“In Man on the Moon, The voyages of Apollo astronauts, I told the story of the Apollo missions in the words of the astronauts,” said Chaikin. “I interviewed 23 out of the 24 guys who went to the moon – all but Jack Swygert, who died in 1982 – and I got to relive their experiences through their eyes. “I loved it, talking with people like Neil Armstrong, Alan Shepard, Pete Conrad, and Frank Borman for hours at a time.”
Chaikin mentioned that a collection of quotes uttered by astronauts called Voices from the Moon is his most recent book for adults. And, a book for young readers called Mission Control, has just come out. “It’s illustrated with paintings by one of the ‘moon walkers’, astronaut Alan Bean.”
Chaikin says he advocates for more exploration of the moon. “We’ve just scratched the surface.”
Talks up moon exploration
Chaikin stated that this, his first visit to Portland, wasn’t part of any book promotion tour.
“The reason I came here is that NASA has asked me to talk about the upcoming Lunar Impact mission called LCROSC,” Chaikin told us. “That’s ‘Lunar CRater Observation Sensing Satellite’ – I think NASA would die without acronyms!”
The LCROSS mission is a search for water on the moon, he explained. During the mission, a rocket will crash into the moon’s permanently-shadowed southern pole area, hurling tons of debris and potentially water ice and vapor above the lunar surface. “This impact will release materials from the lunar surface that will be analyzed for the presence of hydrated minerals, which would tell researchers if water is present or not.”
Finding water on the moon, Chaikin stated, would be an important discovery, because it could provide a valuable resource for astronauts who could set up a permanent base there.
“The moon is the jewel in the crown of the solar system, scientifically,” asserted Chaikin. “It’s waiting for us to pick up where we left off. We barely scratched the surface of what the moon has to tell us. We’re an exploring species.

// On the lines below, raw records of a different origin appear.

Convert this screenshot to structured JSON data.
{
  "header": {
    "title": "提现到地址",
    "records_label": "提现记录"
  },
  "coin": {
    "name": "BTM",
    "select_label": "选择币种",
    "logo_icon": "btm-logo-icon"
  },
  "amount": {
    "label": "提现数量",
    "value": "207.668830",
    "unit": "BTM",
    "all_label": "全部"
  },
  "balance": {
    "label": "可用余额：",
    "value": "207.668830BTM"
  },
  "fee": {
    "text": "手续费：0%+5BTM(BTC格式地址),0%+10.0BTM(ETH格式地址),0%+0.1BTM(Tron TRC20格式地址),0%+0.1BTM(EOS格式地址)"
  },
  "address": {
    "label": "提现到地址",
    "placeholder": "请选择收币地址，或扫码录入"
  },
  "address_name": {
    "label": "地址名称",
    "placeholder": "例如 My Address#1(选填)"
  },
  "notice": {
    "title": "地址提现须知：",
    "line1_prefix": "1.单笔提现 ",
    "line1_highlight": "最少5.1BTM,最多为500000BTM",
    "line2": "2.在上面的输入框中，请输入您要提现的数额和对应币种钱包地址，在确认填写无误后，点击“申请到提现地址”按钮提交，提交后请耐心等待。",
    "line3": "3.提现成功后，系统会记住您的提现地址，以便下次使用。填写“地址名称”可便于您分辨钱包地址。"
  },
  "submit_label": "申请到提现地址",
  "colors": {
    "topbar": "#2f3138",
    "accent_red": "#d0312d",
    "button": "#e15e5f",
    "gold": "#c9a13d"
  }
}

If we stop exploring, I truly believe we’d be sowing the seeds of our own decline.”
Dawson noted that OMSI will follow the progress of the LCROSS mission. For more information, see their website at: www.omsi.org
© 2009 David F. Ashton ~ East Portland News